Randolph pointed to the Montgomery Mall as another example. According to Randolph, rumors abound that the mall may close down. However, instead of letting the building become an empty husk, it could be transformed into an outlet mall.

The leadership training classes were important because they help leaders become more effective, Randolph said. &uot;You always need continuing studies if you want to improve yourself,&uot; he added. &uot;The award shows that recipients have taken the time to better themselves in order to serve their constituents better.&uot;

Gathering in Washington D.C. gave Randolph, and all participants, an opportunity to network and share ideas. Randolph noted that cities often share the same problems. Selma might have a solution that a Midwest city didn’t, and vice versa. &uot;There’s always going to be an issue you’re dealing with in your hometown,&uot; Randolph said.

After completing the classes and receiving his award, Randolph said he plans on getting citizens more involved in their government. &uot;Our council meetings should be full all the time, not just when there’s a controversy,&uot; Randolph said. &uot;I plan on reaching out to the citizens.&uot;

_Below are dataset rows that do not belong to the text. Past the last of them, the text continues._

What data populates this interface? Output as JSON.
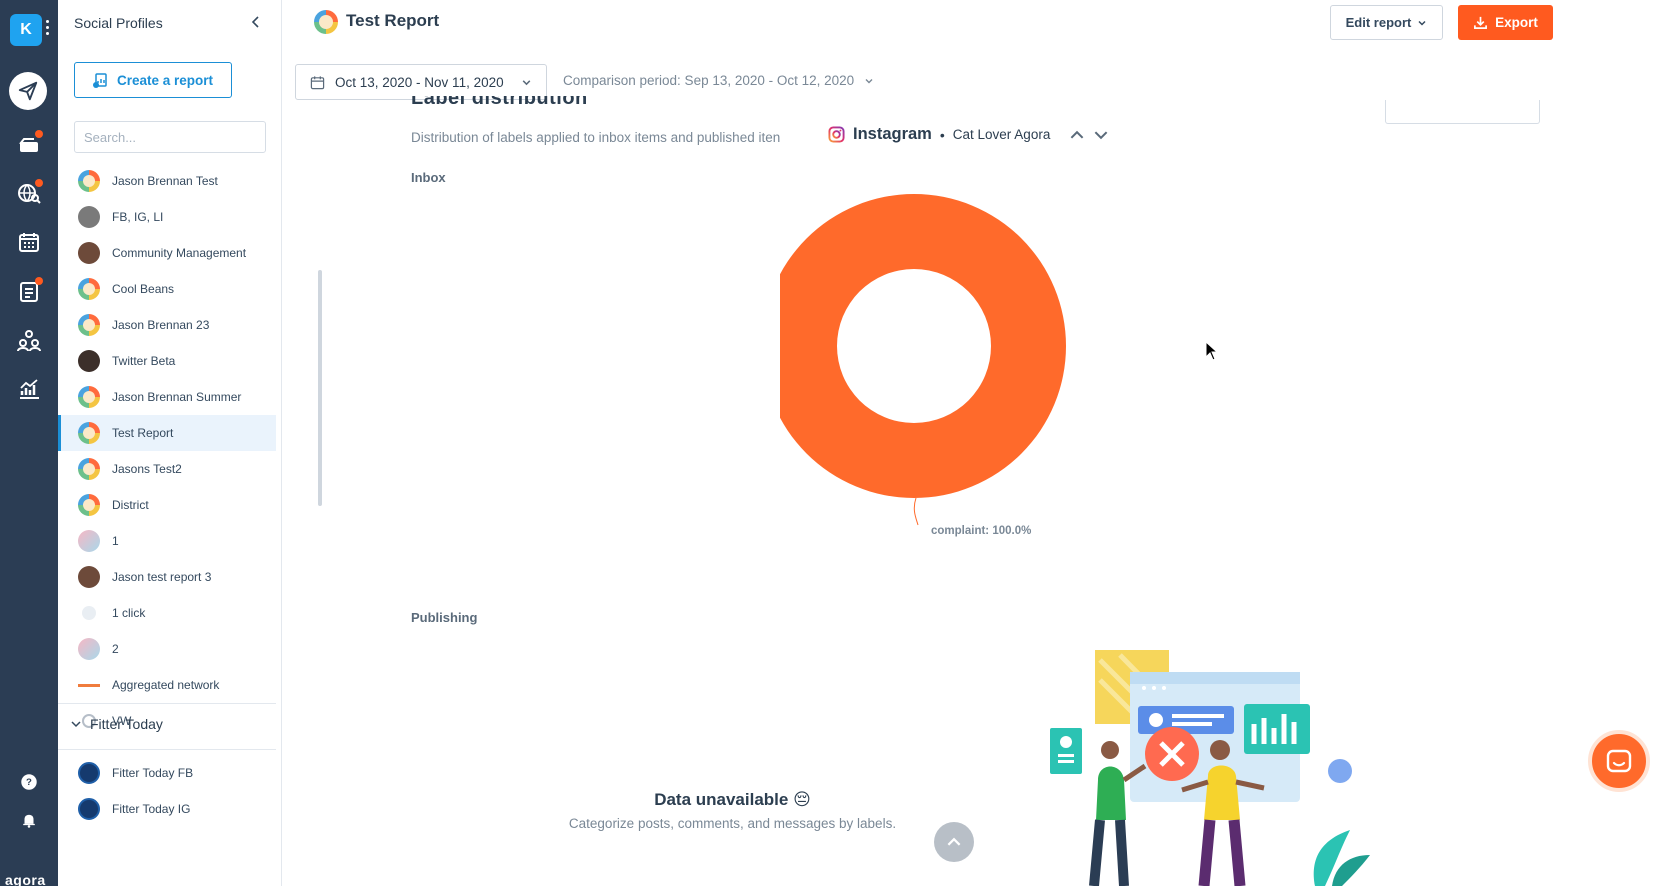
{
  "rail": {
    "workspace_initial": "K",
    "brand": "agora",
    "nav": [
      {
        "icon": "paper-plane-icon"
      },
      {
        "icon": "inbox-icon",
        "badge": true
      },
      {
        "icon": "globe-search-icon",
        "badge": true
      },
      {
        "icon": "calendar-icon"
      },
      {
        "icon": "clipboard-icon",
        "badge": true
      },
      {
        "icon": "team-icon"
      },
      {
        "icon": "analytics-icon"
      },
      {
        "icon": "help-icon"
      },
      {
        "icon": "bell-icon"
      }
    ]
  },
  "sidebar": {
    "title": "Social Profiles",
    "create_label": "Create a report",
    "search_placeholder": "Search...",
    "items": [
      {
        "label": "Jason Brennan Test",
        "avatar": "rainbow"
      },
      {
        "label": "FB, IG, LI",
        "avatar": "grey"
      },
      {
        "label": "Community Management",
        "avatar": "brown"
      },
      {
        "label": "Cool Beans",
        "avatar": "rainbow"
      },
      {
        "label": "Jason Brennan 23",
        "avatar": "rainbow"
      },
      {
        "label": "Twitter Beta",
        "avatar": "dark"
      },
      {
        "label": "Jason Brennan Summer",
        "avatar": "rainbow"
      },
      {
        "label": "Test Report",
        "avatar": "rainbow",
        "active": true
      },
      {
        "label": "Jasons Test2",
        "avatar": "rainbow"
      },
      {
        "label": "District",
        "avatar": "rainbow"
      },
      {
        "label": "1",
        "avatar": "pastel"
      },
      {
        "label": "Jason test report 3",
        "avatar": "brown"
      },
      {
        "label": "1 click",
        "avatar": "small"
      },
      {
        "label": "2",
        "avatar": "pastel"
      },
      {
        "label": "Aggregated network",
        "avatar": "text"
      },
      {
        "label": "VW",
        "avatar": "wheel"
      }
    ],
    "group_label": "Fitter Today",
    "group_items": [
      {
        "label": "Fitter Today FB",
        "avatar": "blue"
      },
      {
        "label": "Fitter Today IG",
        "avatar": "blue"
      }
    ]
  },
  "header": {
    "title": "Test Report",
    "edit_label": "Edit report",
    "export_label": "Export"
  },
  "filters": {
    "date_range": "Oct 13, 2020 - Nov 11, 2020",
    "comparison": "Comparison period: Sep 13, 2020 - Oct 12, 2020"
  },
  "section": {
    "title": "Label distribution",
    "subtitle": "Distribution of labels applied to inbox items and published iten",
    "network": "Instagram",
    "bullet": "•",
    "profile": "Cat Lover Agora",
    "inbox_label": "Inbox",
    "publishing_label": "Publishing",
    "unavailable_title": "Data unavailable 😔",
    "unavailable_sub": "Categorize posts, comments, and messages by labels."
  },
  "chart_data": {
    "type": "pie",
    "variant": "donut",
    "categories": [
      "complaint"
    ],
    "values": [
      100.0
    ],
    "labels": [
      "complaint: 100.0%"
    ],
    "colors": [
      "#ff6a2b"
    ]
  },
  "colors": {
    "rail_bg": "#2b3d54",
    "accent": "#1b8fd6",
    "export": "#ff5a1f",
    "donut": "#ff6a2b"
  }
}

As for the future, Randolph said he would continue taking continuing education classes. &uot;There’s always room for improvement,&uot; he added.